> **Data for analysis**:
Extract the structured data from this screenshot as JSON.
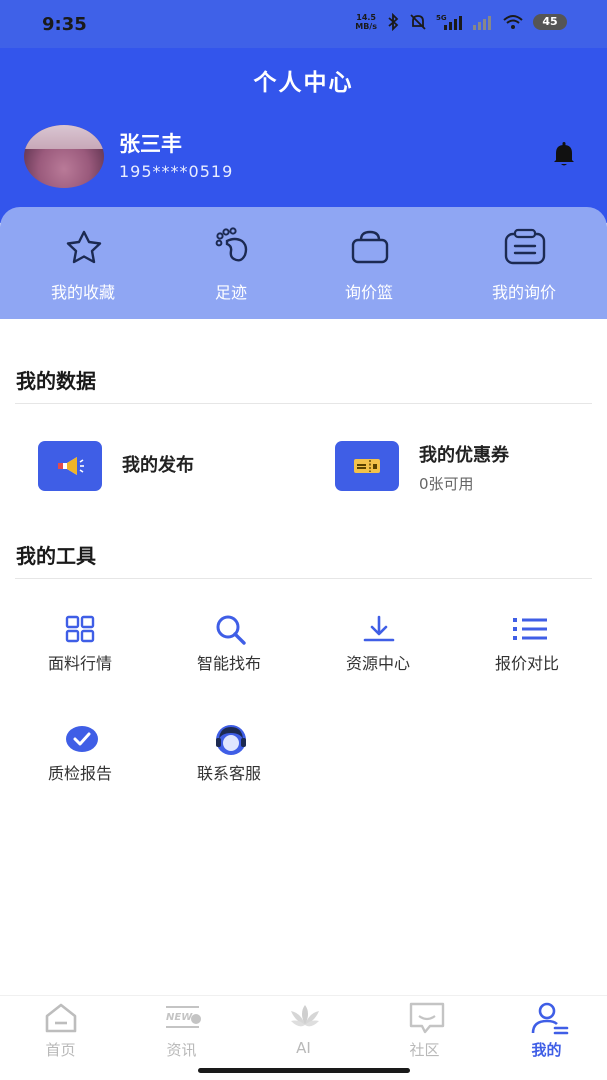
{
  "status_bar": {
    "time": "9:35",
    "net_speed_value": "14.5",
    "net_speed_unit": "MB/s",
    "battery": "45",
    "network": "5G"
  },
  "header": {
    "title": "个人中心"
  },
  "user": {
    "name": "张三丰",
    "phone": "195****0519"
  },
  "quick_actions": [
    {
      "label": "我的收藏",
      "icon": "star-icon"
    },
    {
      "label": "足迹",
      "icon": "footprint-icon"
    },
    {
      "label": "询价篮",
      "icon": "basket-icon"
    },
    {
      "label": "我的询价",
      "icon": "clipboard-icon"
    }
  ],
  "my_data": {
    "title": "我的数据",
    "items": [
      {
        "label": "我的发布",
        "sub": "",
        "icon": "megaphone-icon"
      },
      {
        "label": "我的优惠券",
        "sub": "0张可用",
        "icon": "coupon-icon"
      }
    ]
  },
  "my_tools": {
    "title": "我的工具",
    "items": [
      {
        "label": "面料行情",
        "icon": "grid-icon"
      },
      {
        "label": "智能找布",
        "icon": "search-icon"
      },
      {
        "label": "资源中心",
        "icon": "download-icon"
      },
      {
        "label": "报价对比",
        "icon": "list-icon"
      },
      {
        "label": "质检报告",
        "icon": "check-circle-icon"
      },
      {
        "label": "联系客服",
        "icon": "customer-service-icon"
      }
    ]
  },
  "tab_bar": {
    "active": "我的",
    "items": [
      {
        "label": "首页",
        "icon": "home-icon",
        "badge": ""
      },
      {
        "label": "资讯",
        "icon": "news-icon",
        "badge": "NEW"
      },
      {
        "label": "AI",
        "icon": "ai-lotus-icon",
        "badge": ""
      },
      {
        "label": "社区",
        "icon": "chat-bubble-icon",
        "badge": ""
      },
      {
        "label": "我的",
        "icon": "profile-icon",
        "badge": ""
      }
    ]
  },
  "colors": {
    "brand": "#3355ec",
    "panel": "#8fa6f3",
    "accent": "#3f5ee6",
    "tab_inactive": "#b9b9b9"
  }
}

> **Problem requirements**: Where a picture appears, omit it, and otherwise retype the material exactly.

> **Reply to the exercise**:
Extract the structured data from this screenshot as JSON.
{
  "status_bar": {
    "time": "9:35",
    "net_speed_value": "14.5",
    "net_speed_unit": "MB/s",
    "battery": "45",
    "network": "5G"
  },
  "header": {
    "title": "个人中心"
  },
  "user": {
    "name": "张三丰",
    "phone": "195****0519"
  },
  "quick_actions": [
    {
      "label": "我的收藏",
      "icon": "star-icon"
    },
    {
      "label": "足迹",
      "icon": "footprint-icon"
    },
    {
      "label": "询价篮",
      "icon": "basket-icon"
    },
    {
      "label": "我的询价",
      "icon": "clipboard-icon"
    }
  ],
  "my_data": {
    "title": "我的数据",
    "items": [
      {
        "label": "我的发布",
        "sub": "",
        "icon": "megaphone-icon"
      },
      {
        "label": "我的优惠券",
        "sub": "0张可用",
        "icon": "coupon-icon"
      }
    ]
  },
  "my_tools": {
    "title": "我的工具",
    "items": [
      {
        "label": "面料行情",
        "icon": "grid-icon"
      },
      {
        "label": "智能找布",
        "icon": "search-icon"
      },
      {
        "label": "资源中心",
        "icon": "download-icon"
      },
      {
        "label": "报价对比",
        "icon": "list-icon"
      },
      {
        "label": "质检报告",
        "icon": "check-circle-icon"
      },
      {
        "label": "联系客服",
        "icon": "customer-service-icon"
      }
    ]
  },
  "tab_bar": {
    "active": "我的",
    "items": [
      {
        "label": "首页",
        "icon": "home-icon",
        "badge": ""
      },
      {
        "label": "资讯",
        "icon": "news-icon",
        "badge": "NEW"
      },
      {
        "label": "AI",
        "icon": "ai-lotus-icon",
        "badge": ""
      },
      {
        "label": "社区",
        "icon": "chat-bubble-icon",
        "badge": ""
      },
      {
        "label": "我的",
        "icon": "profile-icon",
        "badge": ""
      }
    ]
  },
  "colors": {
    "brand": "#3355ec",
    "panel": "#8fa6f3",
    "accent": "#3f5ee6",
    "tab_inactive": "#b9b9b9"
  }
}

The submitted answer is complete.